Material to process
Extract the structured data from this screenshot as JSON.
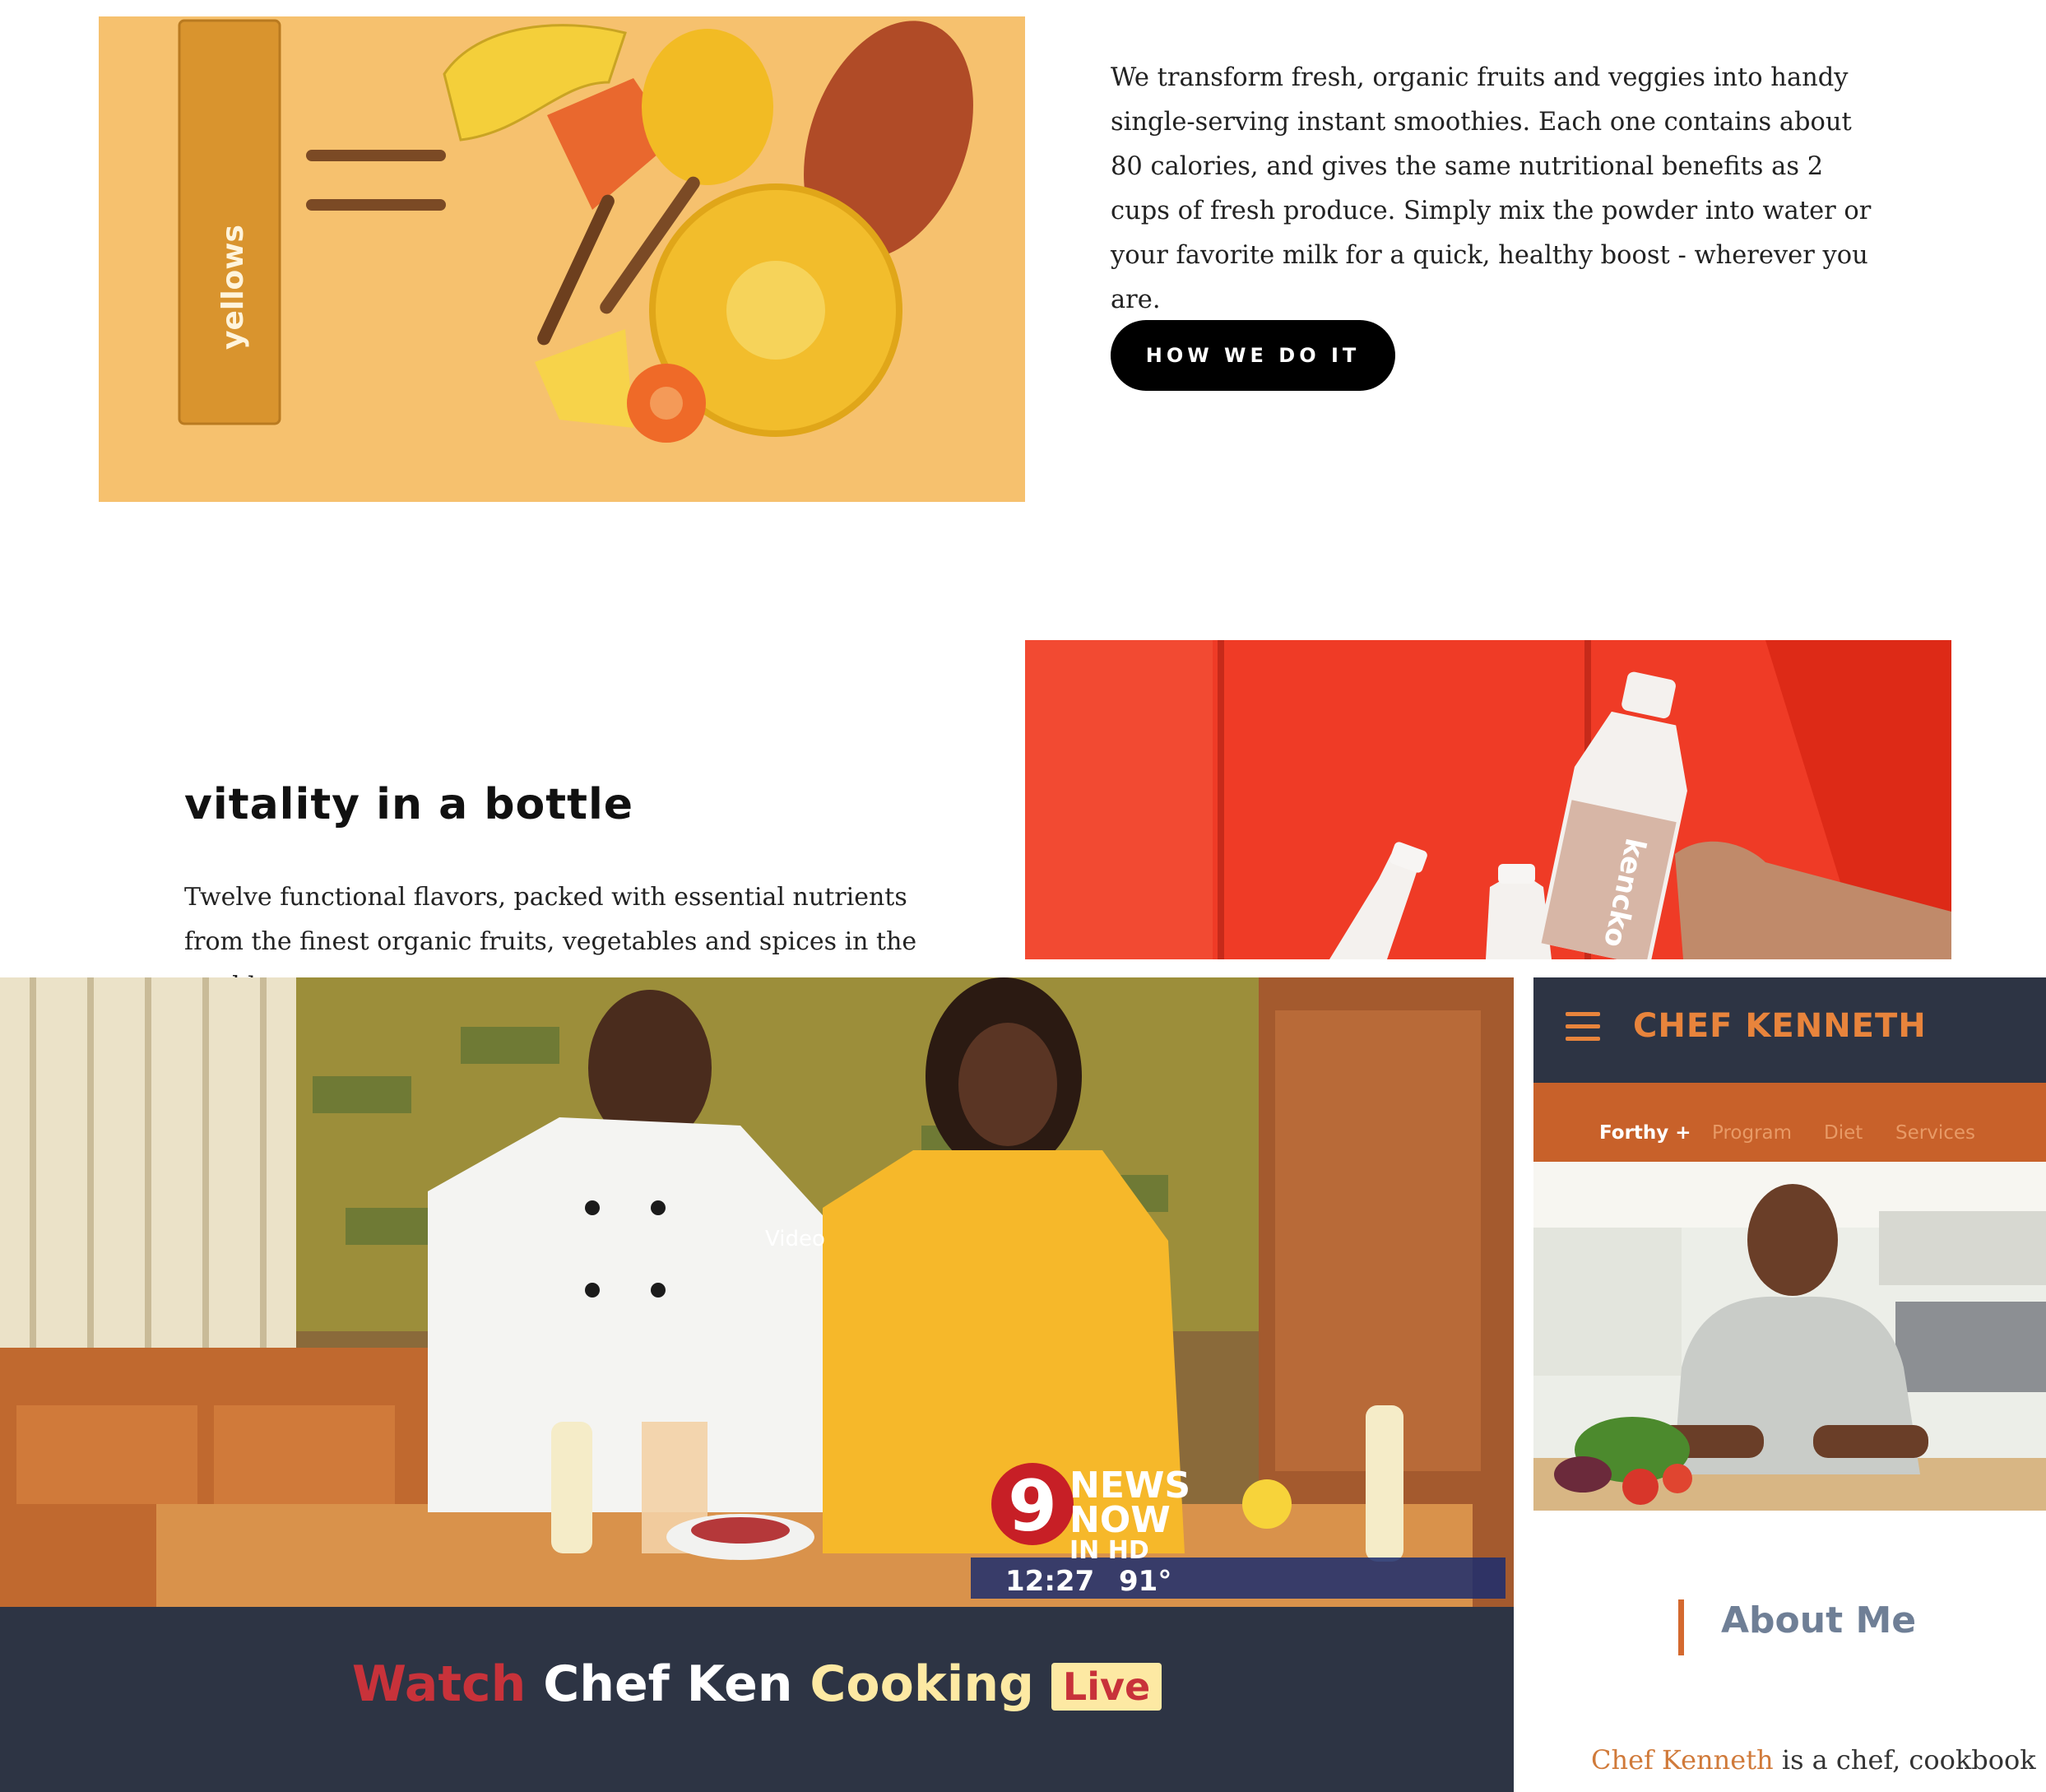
{
  "intro": {
    "paragraph": "We transform fresh, organic fruits and veggies into handy single-serving instant smoothies. Each one contains about 80 calories, and gives the same nutritional benefits as 2 cups of fresh produce. Simply mix the powder into water or your favorite milk for a quick, healthy boost - wherever you are.",
    "button_label": "HOW WE DO IT",
    "packet_label": "yellows"
  },
  "vitality": {
    "title": "vitality in a bottle",
    "description": "Twelve functional flavors, packed with essential nutrients from the finest organic fruits, vegetables and spices in the world.",
    "bottle_label": "kencko"
  },
  "video": {
    "overlay_text": "Video",
    "news_logo_number": "9",
    "news_logo_line1": "NEWS",
    "news_logo_line2": "NOW",
    "news_logo_line3": "IN HD",
    "news_time": "12:27",
    "news_temp": "91°"
  },
  "watch": {
    "word1": "Watch",
    "word2": "Chef Ken",
    "word3": "Cooking",
    "badge": "Live"
  },
  "mobile": {
    "brand": "CHEF KENNETH",
    "nav": [
      "Forthy +",
      "Program",
      "Diet",
      "Services"
    ],
    "about_title": "About Me",
    "bio_name": "Chef Kenneth",
    "bio_rest": " is a chef, cookbook"
  },
  "colors": {
    "peach_bg": "#f6c16e",
    "red_bg": "#ef3b26",
    "navy": "#2d3444",
    "orange_nav": "#c8612a",
    "brand_orange": "#e8843c",
    "watch_red": "#c8323a",
    "watch_yellow": "#fde9a3"
  }
}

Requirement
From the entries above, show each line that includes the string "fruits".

Your solution
    "paragraph": "We transform fresh, organic fruits and veggies into handy single-serving instant smoothies. Each one contains about 80 calories, and gives the same nutritional benefits as 2 cups of fresh produce. Simply mix the powder into water or your favorite milk for a quick, healthy boost - wherever you are.",
    "description": "Twelve functional flavors, packed with essential nutrients from the finest organic fruits, vegetables and spices in the world.",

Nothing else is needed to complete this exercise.